What lines of the material below include the string "down"? Copy all of them.

-- -- --

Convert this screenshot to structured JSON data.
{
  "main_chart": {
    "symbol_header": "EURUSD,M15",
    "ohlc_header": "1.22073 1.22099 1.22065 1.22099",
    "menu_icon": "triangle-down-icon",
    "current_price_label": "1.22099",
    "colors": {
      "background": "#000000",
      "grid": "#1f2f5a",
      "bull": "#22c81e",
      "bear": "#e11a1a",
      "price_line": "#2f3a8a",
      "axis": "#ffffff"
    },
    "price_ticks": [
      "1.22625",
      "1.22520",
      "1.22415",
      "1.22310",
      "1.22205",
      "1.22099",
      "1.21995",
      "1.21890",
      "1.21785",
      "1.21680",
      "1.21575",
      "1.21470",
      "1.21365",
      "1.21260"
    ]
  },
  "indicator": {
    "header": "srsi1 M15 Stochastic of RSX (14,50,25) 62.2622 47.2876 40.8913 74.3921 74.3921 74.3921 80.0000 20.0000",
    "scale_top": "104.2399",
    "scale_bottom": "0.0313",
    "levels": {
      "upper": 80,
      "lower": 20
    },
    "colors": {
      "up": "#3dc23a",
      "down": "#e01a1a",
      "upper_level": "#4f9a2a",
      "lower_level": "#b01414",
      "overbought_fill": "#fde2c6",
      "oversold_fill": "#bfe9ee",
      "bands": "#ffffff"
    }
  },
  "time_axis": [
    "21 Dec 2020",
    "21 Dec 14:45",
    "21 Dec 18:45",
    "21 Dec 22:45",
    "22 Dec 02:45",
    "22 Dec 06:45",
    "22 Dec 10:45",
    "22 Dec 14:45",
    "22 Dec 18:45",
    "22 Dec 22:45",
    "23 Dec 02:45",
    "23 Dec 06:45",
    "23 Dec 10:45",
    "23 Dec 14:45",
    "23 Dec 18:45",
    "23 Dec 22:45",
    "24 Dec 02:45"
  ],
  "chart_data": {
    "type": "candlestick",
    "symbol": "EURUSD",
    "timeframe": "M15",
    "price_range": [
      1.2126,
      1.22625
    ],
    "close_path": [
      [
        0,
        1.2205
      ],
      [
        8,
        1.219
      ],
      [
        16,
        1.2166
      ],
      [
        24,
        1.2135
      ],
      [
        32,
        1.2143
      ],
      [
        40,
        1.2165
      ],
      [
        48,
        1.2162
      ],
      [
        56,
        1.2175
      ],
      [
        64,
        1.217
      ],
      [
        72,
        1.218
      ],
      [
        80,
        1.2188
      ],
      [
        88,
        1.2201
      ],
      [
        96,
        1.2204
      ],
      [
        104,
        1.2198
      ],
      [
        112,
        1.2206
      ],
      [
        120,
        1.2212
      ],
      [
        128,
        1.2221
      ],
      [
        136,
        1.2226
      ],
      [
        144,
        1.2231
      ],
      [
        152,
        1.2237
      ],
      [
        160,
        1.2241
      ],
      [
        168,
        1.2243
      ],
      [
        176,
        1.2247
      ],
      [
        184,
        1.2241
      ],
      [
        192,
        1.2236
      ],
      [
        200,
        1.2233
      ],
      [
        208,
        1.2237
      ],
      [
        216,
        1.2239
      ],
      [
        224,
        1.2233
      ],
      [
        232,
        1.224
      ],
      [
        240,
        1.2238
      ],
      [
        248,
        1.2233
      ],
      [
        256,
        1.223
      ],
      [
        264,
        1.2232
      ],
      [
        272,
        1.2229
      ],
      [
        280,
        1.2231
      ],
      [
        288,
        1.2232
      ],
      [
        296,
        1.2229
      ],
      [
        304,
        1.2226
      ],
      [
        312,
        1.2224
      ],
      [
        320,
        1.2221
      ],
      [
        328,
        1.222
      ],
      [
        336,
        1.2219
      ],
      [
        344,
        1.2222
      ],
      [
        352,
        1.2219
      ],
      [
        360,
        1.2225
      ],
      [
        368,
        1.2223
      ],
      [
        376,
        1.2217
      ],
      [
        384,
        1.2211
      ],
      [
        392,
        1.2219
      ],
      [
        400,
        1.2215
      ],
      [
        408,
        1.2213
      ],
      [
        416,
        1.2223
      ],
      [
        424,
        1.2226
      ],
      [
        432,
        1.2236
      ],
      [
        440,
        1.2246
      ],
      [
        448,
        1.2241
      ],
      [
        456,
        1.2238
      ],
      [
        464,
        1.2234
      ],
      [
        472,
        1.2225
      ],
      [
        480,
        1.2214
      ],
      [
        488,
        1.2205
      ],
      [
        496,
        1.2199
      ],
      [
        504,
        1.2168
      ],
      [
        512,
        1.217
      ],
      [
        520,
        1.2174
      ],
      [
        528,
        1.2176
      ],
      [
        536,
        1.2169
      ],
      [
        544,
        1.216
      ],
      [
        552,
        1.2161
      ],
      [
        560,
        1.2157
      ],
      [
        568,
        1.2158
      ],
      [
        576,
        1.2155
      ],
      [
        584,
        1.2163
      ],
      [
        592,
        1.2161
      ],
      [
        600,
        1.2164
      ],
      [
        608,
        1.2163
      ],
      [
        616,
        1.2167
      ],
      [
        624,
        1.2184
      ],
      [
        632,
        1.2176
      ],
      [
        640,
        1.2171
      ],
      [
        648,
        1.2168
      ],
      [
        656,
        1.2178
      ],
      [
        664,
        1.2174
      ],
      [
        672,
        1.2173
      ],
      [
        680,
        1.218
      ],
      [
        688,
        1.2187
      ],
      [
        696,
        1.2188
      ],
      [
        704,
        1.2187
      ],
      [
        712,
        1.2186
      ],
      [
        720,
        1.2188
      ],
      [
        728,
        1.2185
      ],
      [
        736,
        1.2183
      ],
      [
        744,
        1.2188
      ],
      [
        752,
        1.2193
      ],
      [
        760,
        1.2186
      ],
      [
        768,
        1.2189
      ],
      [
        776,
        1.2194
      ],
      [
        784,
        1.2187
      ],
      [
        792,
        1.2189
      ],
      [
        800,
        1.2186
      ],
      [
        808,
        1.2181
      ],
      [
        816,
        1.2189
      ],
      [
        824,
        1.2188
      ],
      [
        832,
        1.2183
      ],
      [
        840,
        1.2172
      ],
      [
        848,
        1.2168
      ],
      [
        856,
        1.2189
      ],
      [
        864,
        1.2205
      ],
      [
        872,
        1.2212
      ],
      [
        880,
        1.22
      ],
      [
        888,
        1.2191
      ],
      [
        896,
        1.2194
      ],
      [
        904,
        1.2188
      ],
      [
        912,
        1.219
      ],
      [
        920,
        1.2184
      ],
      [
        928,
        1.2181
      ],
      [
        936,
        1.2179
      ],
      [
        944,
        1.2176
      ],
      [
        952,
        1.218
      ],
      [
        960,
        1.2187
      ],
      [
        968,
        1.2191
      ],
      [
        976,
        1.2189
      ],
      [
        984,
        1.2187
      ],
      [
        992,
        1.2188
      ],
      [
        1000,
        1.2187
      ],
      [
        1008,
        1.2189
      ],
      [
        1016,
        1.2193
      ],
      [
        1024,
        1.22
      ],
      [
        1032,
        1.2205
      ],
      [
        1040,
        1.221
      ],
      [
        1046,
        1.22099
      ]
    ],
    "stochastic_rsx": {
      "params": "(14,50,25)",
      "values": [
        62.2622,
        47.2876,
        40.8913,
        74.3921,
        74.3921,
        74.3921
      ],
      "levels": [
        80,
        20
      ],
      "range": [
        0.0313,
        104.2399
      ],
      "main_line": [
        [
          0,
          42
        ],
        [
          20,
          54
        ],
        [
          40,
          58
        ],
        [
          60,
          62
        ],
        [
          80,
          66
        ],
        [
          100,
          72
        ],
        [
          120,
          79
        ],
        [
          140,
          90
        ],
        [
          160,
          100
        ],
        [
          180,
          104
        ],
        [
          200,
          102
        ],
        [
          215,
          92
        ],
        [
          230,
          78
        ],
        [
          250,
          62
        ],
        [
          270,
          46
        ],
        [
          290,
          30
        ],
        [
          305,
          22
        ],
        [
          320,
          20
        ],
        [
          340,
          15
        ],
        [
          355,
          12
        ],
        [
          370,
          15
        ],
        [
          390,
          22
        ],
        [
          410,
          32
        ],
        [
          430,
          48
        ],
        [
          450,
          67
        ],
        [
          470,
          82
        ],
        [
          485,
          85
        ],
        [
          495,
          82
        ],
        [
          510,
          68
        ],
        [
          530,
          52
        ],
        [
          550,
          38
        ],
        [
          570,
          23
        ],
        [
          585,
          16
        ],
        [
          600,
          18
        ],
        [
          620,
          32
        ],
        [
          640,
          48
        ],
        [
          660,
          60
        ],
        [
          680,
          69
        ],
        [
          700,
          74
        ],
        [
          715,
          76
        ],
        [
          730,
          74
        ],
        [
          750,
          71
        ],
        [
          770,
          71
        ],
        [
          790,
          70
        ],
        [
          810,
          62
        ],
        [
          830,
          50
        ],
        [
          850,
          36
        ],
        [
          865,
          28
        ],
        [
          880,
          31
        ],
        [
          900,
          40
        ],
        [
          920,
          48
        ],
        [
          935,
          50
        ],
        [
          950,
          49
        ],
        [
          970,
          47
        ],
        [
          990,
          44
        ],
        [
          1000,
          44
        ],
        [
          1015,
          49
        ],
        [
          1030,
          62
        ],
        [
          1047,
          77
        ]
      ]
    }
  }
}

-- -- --

# [Written answer]
    "menu_icon": "triangle-down-icon",
      "down": "#e01a1a",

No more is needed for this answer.